--- Material shown Enclosed Below ---

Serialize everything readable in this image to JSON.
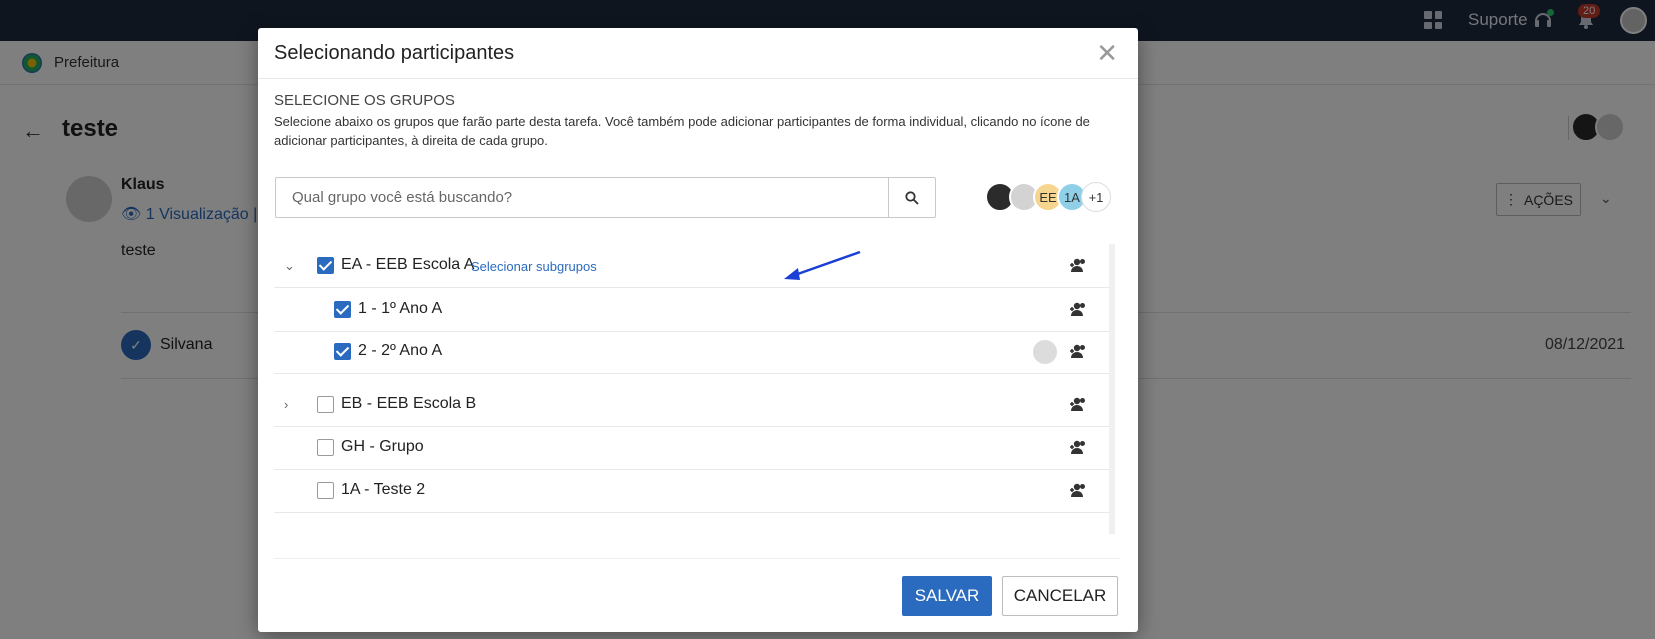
{
  "topbar": {
    "support_label": "Suporte",
    "notification_count": "20"
  },
  "breadcrumb": {
    "org": "Prefeitura"
  },
  "page": {
    "title": "teste",
    "author": "Klaus",
    "views": "1 Visualização",
    "views_sep": "|",
    "post_text": "teste",
    "actions_label": "AÇÕES",
    "participant": {
      "name": "Silvana",
      "date": "08/12/2021"
    }
  },
  "modal": {
    "title": "Selecionando participantes",
    "section_heading": "SELECIONE OS GRUPOS",
    "description": "Selecione abaixo os grupos que farão parte desta tarefa. Você também pode adicionar participantes de forma individual, clicando no ícone de adicionar participantes, à direita de cada grupo.",
    "search_placeholder": "Qual grupo você está buscando?",
    "selected_avatars": [
      {
        "label": "",
        "color": "#2b2b2b"
      },
      {
        "label": "",
        "color": "#d3d3d3"
      },
      {
        "label": "EE",
        "color": "#f6d58e"
      },
      {
        "label": "1A",
        "color": "#8fd0e8"
      },
      {
        "label": "+1",
        "color": "#ffffff"
      }
    ],
    "groups": [
      {
        "label": "EA - EEB Escola A",
        "checked": true,
        "expanded": true,
        "sublink": "Selecionar subgrupos"
      },
      {
        "label": "1 - 1º Ano A",
        "checked": true,
        "child": true
      },
      {
        "label": "2 - 2º Ano A",
        "checked": true,
        "child": true,
        "has_avatar": true
      },
      {
        "label": "EB - EEB Escola B",
        "checked": false,
        "expandable": true
      },
      {
        "label": "GH - Grupo",
        "checked": false
      },
      {
        "label": "1A - Teste 2",
        "checked": false
      }
    ],
    "save_label": "SALVAR",
    "cancel_label": "CANCELAR"
  },
  "colors": {
    "topbar": "#1f2a3f",
    "primary": "#2a6bbf",
    "annotation_arrow": "#1a3fd6"
  }
}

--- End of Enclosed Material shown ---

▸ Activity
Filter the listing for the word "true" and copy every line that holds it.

▸ Answer below
        "checked": true,
        "expanded": true,
        "checked": true,
        "child": true
        "checked": true,
        "child": true,
        "has_avatar": true
        "expandable": true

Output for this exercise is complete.